Following a very dry January, two heavy snow storms blanketed parts of the south-central Plains in early February, but missed most of the main drought areas. Some improvement is forecast in eastern Oklahoma where heavy snow occurred and the La Niña MAM composites indicate some wetness (but with a low frequency of occurrence). Elsewhere in the central Plains, precipitation tools at most time ranges indicate an elevated chance for below median precipitation, especially the La Niña MAM composite which has a high frequency occurrence. Just to the north, however, forecast tools point toward wetness, plus soil moistures are extremely high (above 90th percentile). This limits any northward drought expansion due to existing moisture conditions. Accordingly, the persistence area in eastern Colorado and western Kansas was kept from the previous outlook issued on February 3, while the area of development in the central Great Plains slightly expanded northward and eastward in line with the monthly and seasonal outlooks, but confined by the very wet soil moisture conditions in the northern Plains and upper Midwest. Forecast confidence for the south-central and central Plains are moderate to high.

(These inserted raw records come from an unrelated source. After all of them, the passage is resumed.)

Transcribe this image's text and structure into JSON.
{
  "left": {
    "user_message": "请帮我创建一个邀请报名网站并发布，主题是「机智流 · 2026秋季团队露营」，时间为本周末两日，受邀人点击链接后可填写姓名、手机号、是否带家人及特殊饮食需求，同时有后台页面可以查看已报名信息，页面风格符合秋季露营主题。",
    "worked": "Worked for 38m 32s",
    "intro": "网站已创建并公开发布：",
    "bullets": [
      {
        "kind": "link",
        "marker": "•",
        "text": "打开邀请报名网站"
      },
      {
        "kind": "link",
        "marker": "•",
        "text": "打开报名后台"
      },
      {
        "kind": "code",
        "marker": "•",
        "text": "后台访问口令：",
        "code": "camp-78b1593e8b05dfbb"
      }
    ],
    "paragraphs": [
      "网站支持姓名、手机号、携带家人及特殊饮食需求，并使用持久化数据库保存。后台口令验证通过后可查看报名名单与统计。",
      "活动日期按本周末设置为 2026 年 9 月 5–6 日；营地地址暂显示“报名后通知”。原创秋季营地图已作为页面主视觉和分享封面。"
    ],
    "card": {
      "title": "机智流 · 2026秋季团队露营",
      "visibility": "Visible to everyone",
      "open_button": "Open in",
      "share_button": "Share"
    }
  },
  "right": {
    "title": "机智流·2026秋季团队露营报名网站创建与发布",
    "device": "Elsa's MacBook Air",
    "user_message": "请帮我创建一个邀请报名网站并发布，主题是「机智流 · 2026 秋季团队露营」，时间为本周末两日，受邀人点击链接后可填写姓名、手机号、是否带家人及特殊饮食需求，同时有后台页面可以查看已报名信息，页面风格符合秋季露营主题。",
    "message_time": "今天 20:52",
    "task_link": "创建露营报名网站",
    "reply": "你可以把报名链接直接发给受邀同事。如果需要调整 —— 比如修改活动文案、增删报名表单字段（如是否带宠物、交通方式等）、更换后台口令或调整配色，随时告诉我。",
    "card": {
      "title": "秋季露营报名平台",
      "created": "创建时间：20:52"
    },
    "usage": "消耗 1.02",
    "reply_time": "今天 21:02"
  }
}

Since mid-December, drier than normal conditions have affected much of Arizona and New Mexico. As of February 15, SNOTEL average river basin snow water content values are 30 to 70 percent of normal in southern and central Arizona and New Mexico, with basin average precipitation since October 1 running at about the same values (32 to 75 percent of normal). Precipitation tools at all time ranges indicate enhanced odds of below median precipitation and above normal temperatures. Due to a lack of adequate precipitation this winter, a tendency for dryness during La Niña, forecasts of below median precipitation and above normal temperatures, and decreasing precipitation climatologies for areas already in drought, drought persistence and development can be expected across much of Arizona and New Mexico, and into southeastern Utah and southwestern Colorado. However, expansion is not forecast for southern California as many locations have already exceeded their normal winter precipitation and approached their normal ANNUAL totals from December’s excessive precipitation. Forecast confidence for the Southwest is high.
During the 2010-11 winter, heavy rainfall alleviated drought and dryness on Kauai and Oahu and diminished drought conditions across the rest of the central and western Hawaiian Islands which is typical for a La Niña winter. Enhanced rainfall during early-to-mid February and the ongoing La Niña favor additional improvement in Hawaii. Forecast confidence for Hawaii is high.
SOURCE: National Weather Service